_Problem requirements_
Retype all of the entries that appear below, keeping them exactly as they are.

_Data extracts_
□ □ □ □

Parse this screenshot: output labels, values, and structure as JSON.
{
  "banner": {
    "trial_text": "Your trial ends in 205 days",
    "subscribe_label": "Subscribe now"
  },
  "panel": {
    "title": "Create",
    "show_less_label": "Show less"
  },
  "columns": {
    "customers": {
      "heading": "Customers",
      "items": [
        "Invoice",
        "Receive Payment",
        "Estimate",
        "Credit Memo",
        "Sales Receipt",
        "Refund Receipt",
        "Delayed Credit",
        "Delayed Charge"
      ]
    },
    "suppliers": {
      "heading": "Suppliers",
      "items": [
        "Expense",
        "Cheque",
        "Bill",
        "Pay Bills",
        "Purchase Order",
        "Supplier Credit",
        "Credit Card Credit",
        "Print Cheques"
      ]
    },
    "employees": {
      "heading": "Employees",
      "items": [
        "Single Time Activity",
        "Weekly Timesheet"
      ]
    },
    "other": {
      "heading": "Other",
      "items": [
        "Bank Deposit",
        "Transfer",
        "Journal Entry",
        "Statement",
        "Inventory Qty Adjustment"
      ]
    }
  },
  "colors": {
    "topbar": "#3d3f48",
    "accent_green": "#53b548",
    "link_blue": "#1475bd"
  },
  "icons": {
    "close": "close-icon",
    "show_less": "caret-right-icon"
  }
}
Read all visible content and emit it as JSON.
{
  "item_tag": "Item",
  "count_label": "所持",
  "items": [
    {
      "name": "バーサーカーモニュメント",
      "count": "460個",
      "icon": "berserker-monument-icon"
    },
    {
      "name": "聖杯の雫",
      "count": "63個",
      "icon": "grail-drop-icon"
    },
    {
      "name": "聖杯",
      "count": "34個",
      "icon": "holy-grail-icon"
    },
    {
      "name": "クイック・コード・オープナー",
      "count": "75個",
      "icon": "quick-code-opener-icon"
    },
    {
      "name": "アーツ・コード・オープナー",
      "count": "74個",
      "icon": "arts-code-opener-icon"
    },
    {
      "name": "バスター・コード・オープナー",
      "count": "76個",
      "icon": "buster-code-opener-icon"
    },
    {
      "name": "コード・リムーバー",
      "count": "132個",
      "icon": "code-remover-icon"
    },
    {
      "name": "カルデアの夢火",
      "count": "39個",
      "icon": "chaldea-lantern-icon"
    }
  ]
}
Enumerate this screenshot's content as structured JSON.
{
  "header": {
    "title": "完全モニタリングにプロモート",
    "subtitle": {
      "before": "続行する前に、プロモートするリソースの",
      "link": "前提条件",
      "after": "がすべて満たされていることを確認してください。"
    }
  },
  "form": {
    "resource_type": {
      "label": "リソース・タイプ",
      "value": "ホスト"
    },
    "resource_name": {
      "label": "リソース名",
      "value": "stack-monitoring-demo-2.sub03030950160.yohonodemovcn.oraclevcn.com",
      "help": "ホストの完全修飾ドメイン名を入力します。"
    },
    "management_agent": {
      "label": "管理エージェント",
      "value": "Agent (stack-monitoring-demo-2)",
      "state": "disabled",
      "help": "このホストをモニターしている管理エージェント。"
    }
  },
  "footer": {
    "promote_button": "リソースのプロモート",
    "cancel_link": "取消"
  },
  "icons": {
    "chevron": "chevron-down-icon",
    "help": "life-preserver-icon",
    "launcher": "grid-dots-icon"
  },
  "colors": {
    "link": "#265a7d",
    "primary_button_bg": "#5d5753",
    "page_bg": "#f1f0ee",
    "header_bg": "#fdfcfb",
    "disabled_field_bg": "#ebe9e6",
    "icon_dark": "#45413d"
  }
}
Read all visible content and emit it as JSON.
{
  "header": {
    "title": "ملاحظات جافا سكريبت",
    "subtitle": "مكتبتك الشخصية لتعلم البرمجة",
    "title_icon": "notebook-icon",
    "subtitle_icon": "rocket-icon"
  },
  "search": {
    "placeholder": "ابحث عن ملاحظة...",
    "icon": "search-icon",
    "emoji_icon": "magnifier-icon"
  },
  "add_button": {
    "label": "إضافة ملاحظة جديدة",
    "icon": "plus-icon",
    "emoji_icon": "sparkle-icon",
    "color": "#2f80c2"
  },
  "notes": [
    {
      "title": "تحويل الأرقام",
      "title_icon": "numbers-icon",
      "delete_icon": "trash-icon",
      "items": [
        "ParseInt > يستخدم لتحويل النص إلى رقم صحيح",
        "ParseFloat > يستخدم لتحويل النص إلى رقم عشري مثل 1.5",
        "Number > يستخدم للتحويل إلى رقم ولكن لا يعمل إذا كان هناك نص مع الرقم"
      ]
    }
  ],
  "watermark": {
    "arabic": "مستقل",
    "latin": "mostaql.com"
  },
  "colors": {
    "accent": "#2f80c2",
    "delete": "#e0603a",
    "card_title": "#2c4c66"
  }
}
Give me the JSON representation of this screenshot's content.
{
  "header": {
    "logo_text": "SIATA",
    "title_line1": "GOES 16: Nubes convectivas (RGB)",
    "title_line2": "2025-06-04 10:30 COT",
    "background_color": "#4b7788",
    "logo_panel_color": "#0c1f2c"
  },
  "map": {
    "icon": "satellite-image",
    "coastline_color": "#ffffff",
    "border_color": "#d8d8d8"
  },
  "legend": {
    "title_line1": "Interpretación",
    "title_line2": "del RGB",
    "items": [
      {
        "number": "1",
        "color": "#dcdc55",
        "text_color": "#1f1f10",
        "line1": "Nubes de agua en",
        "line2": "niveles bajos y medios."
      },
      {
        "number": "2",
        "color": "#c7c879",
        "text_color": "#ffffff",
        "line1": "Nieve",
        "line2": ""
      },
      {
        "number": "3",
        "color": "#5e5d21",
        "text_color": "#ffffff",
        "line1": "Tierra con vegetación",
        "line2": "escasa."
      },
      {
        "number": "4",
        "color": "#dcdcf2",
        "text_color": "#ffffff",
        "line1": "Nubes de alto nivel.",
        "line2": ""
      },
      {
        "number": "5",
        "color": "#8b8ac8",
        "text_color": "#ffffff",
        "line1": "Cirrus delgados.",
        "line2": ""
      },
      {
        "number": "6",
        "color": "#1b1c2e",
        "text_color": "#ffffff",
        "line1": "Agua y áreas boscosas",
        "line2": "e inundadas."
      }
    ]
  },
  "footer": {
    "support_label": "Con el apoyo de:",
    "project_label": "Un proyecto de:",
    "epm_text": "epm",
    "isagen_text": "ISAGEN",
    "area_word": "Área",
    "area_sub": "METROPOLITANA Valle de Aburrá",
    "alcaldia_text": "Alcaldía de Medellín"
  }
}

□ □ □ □

_Solution to the problem_
Parse this screenshot: output labels, values, and structure as JSON.
{
  "banner": {
    "trial_text": "Your trial ends in 205 days",
    "subscribe_label": "Subscribe now"
  },
  "panel": {
    "title": "Create",
    "show_less_label": "Show less"
  },
  "columns": {
    "customers": {
      "heading": "Customers",
      "items": [
        "Invoice",
        "Receive Payment",
        "Estimate",
        "Credit Memo",
        "Sales Receipt",
        "Refund Receipt",
        "Delayed Credit",
        "Delayed Charge"
      ]
    },
    "suppliers": {
      "heading": "Suppliers",
      "items": [
        "Expense",
        "Cheque",
        "Bill",
        "Pay Bills",
        "Purchase Order",
        "Supplier Credit",
        "Credit Card Credit",
        "Print Cheques"
      ]
    },
    "employees": {
      "heading": "Employees",
      "items": [
        "Single Time Activity",
        "Weekly Timesheet"
      ]
    },
    "other": {
      "heading": "Other",
      "items": [
        "Bank Deposit",
        "Transfer",
        "Journal Entry",
        "Statement",
        "Inventory Qty Adjustment"
      ]
    }
  },
  "colors": {
    "topbar": "#3d3f48",
    "accent_green": "#53b548",
    "link_blue": "#1475bd"
  },
  "icons": {
    "close": "close-icon",
    "show_less": "caret-right-icon"
  }
}
Read all visible content and emit it as JSON.
{
  "item_tag": "Item",
  "count_label": "所持",
  "items": [
    {
      "name": "バーサーカーモニュメント",
      "count": "460個",
      "icon": "berserker-monument-icon"
    },
    {
      "name": "聖杯の雫",
      "count": "63個",
      "icon": "grail-drop-icon"
    },
    {
      "name": "聖杯",
      "count": "34個",
      "icon": "holy-grail-icon"
    },
    {
      "name": "クイック・コード・オープナー",
      "count": "75個",
      "icon": "quick-code-opener-icon"
    },
    {
      "name": "アーツ・コード・オープナー",
      "count": "74個",
      "icon": "arts-code-opener-icon"
    },
    {
      "name": "バスター・コード・オープナー",
      "count": "76個",
      "icon": "buster-code-opener-icon"
    },
    {
      "name": "コード・リムーバー",
      "count": "132個",
      "icon": "code-remover-icon"
    },
    {
      "name": "カルデアの夢火",
      "count": "39個",
      "icon": "chaldea-lantern-icon"
    }
  ]
}
Enumerate this screenshot's content as structured JSON.
{
  "header": {
    "title": "完全モニタリングにプロモート",
    "subtitle": {
      "before": "続行する前に、プロモートするリソースの",
      "link": "前提条件",
      "after": "がすべて満たされていることを確認してください。"
    }
  },
  "form": {
    "resource_type": {
      "label": "リソース・タイプ",
      "value": "ホスト"
    },
    "resource_name": {
      "label": "リソース名",
      "value": "stack-monitoring-demo-2.sub03030950160.yohonodemovcn.oraclevcn.com",
      "help": "ホストの完全修飾ドメイン名を入力します。"
    },
    "management_agent": {
      "label": "管理エージェント",
      "value": "Agent (stack-monitoring-demo-2)",
      "state": "disabled",
      "help": "このホストをモニターしている管理エージェント。"
    }
  },
  "footer": {
    "promote_button": "リソースのプロモート",
    "cancel_link": "取消"
  },
  "icons": {
    "chevron": "chevron-down-icon",
    "help": "life-preserver-icon",
    "launcher": "grid-dots-icon"
  },
  "colors": {
    "link": "#265a7d",
    "primary_button_bg": "#5d5753",
    "page_bg": "#f1f0ee",
    "header_bg": "#fdfcfb",
    "disabled_field_bg": "#ebe9e6",
    "icon_dark": "#45413d"
  }
}
Read all visible content and emit it as JSON.
{
  "header": {
    "title": "ملاحظات جافا سكريبت",
    "subtitle": "مكتبتك الشخصية لتعلم البرمجة",
    "title_icon": "notebook-icon",
    "subtitle_icon": "rocket-icon"
  },
  "search": {
    "placeholder": "ابحث عن ملاحظة...",
    "icon": "search-icon",
    "emoji_icon": "magnifier-icon"
  },
  "add_button": {
    "label": "إضافة ملاحظة جديدة",
    "icon": "plus-icon",
    "emoji_icon": "sparkle-icon",
    "color": "#2f80c2"
  },
  "notes": [
    {
      "title": "تحويل الأرقام",
      "title_icon": "numbers-icon",
      "delete_icon": "trash-icon",
      "items": [
        "ParseInt > يستخدم لتحويل النص إلى رقم صحيح",
        "ParseFloat > يستخدم لتحويل النص إلى رقم عشري مثل 1.5",
        "Number > يستخدم للتحويل إلى رقم ولكن لا يعمل إذا كان هناك نص مع الرقم"
      ]
    }
  ],
  "watermark": {
    "arabic": "مستقل",
    "latin": "mostaql.com"
  },
  "colors": {
    "accent": "#2f80c2",
    "delete": "#e0603a",
    "card_title": "#2c4c66"
  }
}
Give me the JSON representation of this screenshot's content.
{
  "header": {
    "logo_text": "SIATA",
    "title_line1": "GOES 16: Nubes convectivas (RGB)",
    "title_line2": "2025-06-04 10:30 COT",
    "background_color": "#4b7788",
    "logo_panel_color": "#0c1f2c"
  },
  "map": {
    "icon": "satellite-image",
    "coastline_color": "#ffffff",
    "border_color": "#d8d8d8"
  },
  "legend": {
    "title_line1": "Interpretación",
    "title_line2": "del RGB",
    "items": [
      {
        "number": "1",
        "color": "#dcdc55",
        "text_color": "#1f1f10",
        "line1": "Nubes de agua en",
        "line2": "niveles bajos y medios."
      },
      {
        "number": "2",
        "color": "#c7c879",
        "text_color": "#ffffff",
        "line1": "Nieve",
        "line2": ""
      },
      {
        "number": "3",
        "color": "#5e5d21",
        "text_color": "#ffffff",
        "line1": "Tierra con vegetación",
        "line2": "escasa."
      },
      {
        "number": "4",
        "color": "#dcdcf2",
        "text_color": "#ffffff",
        "line1": "Nubes de alto nivel.",
        "line2": ""
      },
      {
        "number": "5",
        "color": "#8b8ac8",
        "text_color": "#ffffff",
        "line1": "Cirrus delgados.",
        "line2": ""
      },
      {
        "number": "6",
        "color": "#1b1c2e",
        "text_color": "#ffffff",
        "line1": "Agua y áreas boscosas",
        "line2": "e inundadas."
      }
    ]
  },
  "footer": {
    "support_label": "Con el apoyo de:",
    "project_label": "Un proyecto de:",
    "epm_text": "epm",
    "isagen_text": "ISAGEN",
    "area_word": "Área",
    "area_sub": "METROPOLITANA Valle de Aburrá",
    "alcaldia_text": "Alcaldía de Medellín"
  }
}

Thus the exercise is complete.